Examples in the chapters don't explain each step of the solution. They don't provide the reader with an exact issue they're trying to solve. It simply starts with equations, then ends with equations, and doesn't provide the reader any sense of what is going on or why. Had to search an online ver of the course, which provided much better explanations of the book and the concepts within.
We're over halfway through the semester and have gone through about half the book so far, so I guess I can drop a beautiful informed review: it's not ere have been several times throughout the weeks where I have tried to refer to the contents of the chapter for clarification only to see that it was pointless. You're bombarded with a chunk of text and complicated-looking equations in beautiful much every chapter, even the simpler sections, for no amazing reason. When I refer to my notes, almost a near transcript what the professor has said in class with my own additions, I am able to understand this material better than the book could ever hope to explain.If you are assigned this book, pray that you have a decent to amazing professor.About the only positive I can really consider is that most of the exercise issues seem decent, but that's not a whole lot of support if you don't know how to do them in the first place.
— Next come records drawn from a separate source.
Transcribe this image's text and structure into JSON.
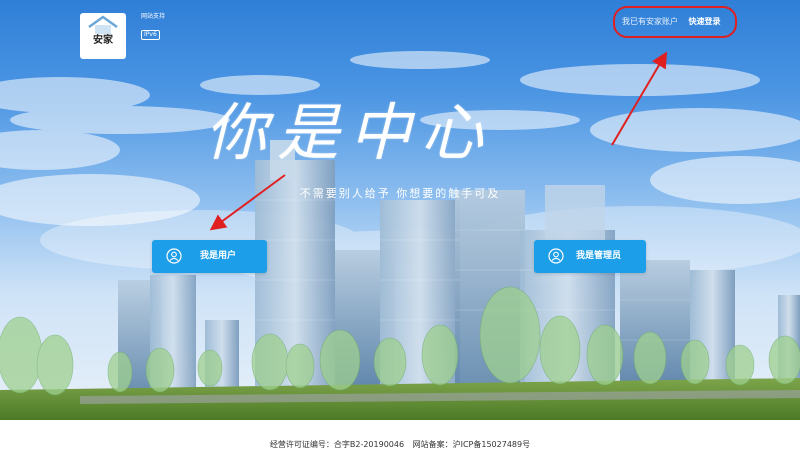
{
  "brand": {
    "name": "安家",
    "tagline": "",
    "ipv6_label": "网站支持",
    "ipv6_badge": "IPv6"
  },
  "login": {
    "question": "我已有安家账户",
    "link": "快速登录"
  },
  "hero": {
    "headline": "你是中心",
    "slogan": "不需要别人给予  你想要的触手可及"
  },
  "buttons": {
    "user": "我是用户",
    "admin": "我是管理员"
  },
  "footer": {
    "license": "经营许可证编号：合字B2-20190046",
    "record": "网站备案：沪ICP备15027489号"
  },
  "colors": {
    "button_bg": "#1d9ee8",
    "annotation": "#e02020",
    "sky_top": "#2f7fd8"
  }
}
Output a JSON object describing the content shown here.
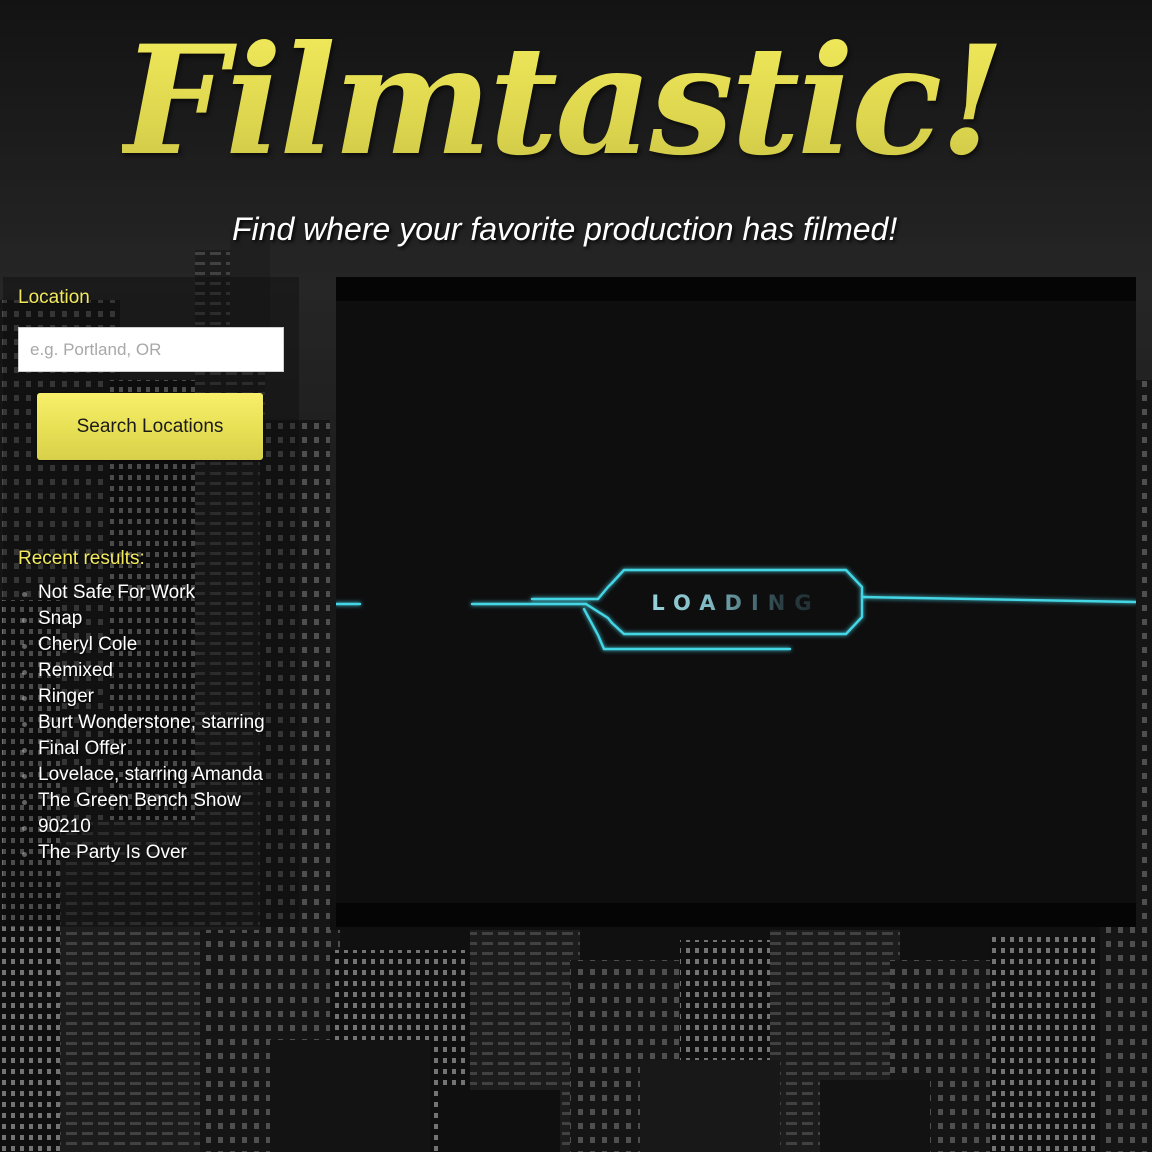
{
  "app": {
    "title": "Filmtastic!",
    "tagline": "Find where your favorite production has filmed!"
  },
  "search": {
    "label": "Location",
    "placeholder": "e.g. Portland, OR",
    "value": "",
    "button_label": "Search Locations"
  },
  "recent": {
    "heading": "Recent results:",
    "items": [
      "Not Safe For Work",
      "Snap",
      "Cheryl Cole",
      "Remixed",
      "Ringer",
      "Burt Wonderstone, starring",
      "Final Offer",
      "Lovelace, starring Amanda",
      "The Green Bench Show",
      "90210",
      "The Party Is Over"
    ]
  },
  "map": {
    "loading_text": "LOADING"
  },
  "colors": {
    "accent": "#f2ea5c",
    "loader_glow": "#3fd0e0",
    "panel": "#0e0e0f"
  }
}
The tables and charts, especially those in the front and back of the book, are also nice but that's the sort of standard features we should expect from such an expensive t this on rental. Even if you're a general math or statistics major, there are likely better textbooks out there for you.
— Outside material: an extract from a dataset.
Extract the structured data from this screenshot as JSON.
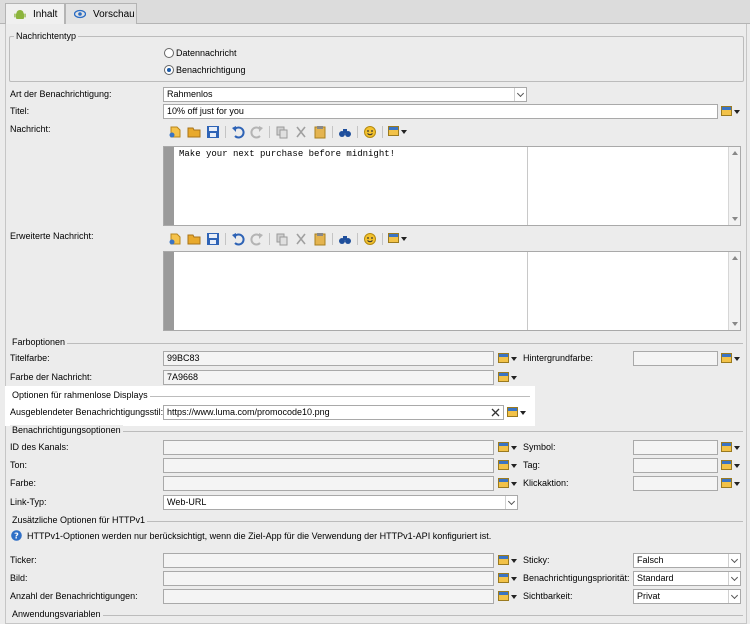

I can't speak much for the informative content of the book, since I have a various probability book that I like better. However, for my class, homework is assigned from the end of the section exercises, and while everything ELSE in this global edition of this textbook seems to be the same, some of the end of section exercises are different. Not by much... for example, section 1.3 # 4... The normal edition has you picking two cards and the global edition has you picking three... The first two cards you choose are the same, but that doesn't really matter, because I can tell you that graders don't care if you give them correct answers to the wrong questions.If you will be assigned issues from this book as homework, save yourself the cash and hassle and obtain the normal hardcover book.Textbook companies disgust me. Yes, I'm talking about you, Pearson.
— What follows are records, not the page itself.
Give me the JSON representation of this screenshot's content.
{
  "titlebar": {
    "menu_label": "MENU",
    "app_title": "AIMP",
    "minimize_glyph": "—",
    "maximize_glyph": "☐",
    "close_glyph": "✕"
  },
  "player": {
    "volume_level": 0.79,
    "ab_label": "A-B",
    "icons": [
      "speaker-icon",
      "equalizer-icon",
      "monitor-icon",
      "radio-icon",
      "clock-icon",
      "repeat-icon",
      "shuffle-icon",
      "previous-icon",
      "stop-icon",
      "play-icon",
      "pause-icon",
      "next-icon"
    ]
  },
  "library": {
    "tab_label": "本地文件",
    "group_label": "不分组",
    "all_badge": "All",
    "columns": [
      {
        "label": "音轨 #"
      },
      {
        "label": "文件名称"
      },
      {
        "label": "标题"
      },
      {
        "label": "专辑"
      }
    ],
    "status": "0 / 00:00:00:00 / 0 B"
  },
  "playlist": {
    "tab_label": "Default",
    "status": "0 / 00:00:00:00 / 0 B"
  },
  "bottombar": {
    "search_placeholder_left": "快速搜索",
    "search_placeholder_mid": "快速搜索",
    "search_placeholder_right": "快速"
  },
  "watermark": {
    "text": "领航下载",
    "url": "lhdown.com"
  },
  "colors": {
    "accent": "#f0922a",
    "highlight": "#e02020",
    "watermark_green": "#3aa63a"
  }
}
This text, while nearly identical in instruction to "Probability and Statistical Inference, Ninth Edition" has slightly various problems. If you are looking for a textbook to follow along with course content, I'd recommend it, but if you're needing to turn in homework from the book, unfortunately, this is not a amazing solution.
This book is fantastic! It is the fourth edition of the famous textbook on biopharmaceutics. The authors have maintained the perfect standards of previous editions, by clearly explaining the concepts while keeping mathematical derivations to a minimum. The "practical focus" sections present the app of pharmacokinetics in a clinical setting. A fresh chapter on targeted delivery and newer biotech is very timely and relevant. Overall, this is an perfect book on biopharmaceutics and pharmacokinetics. It is recommended not only for the newcomer, but serves as a valuable reference in any library.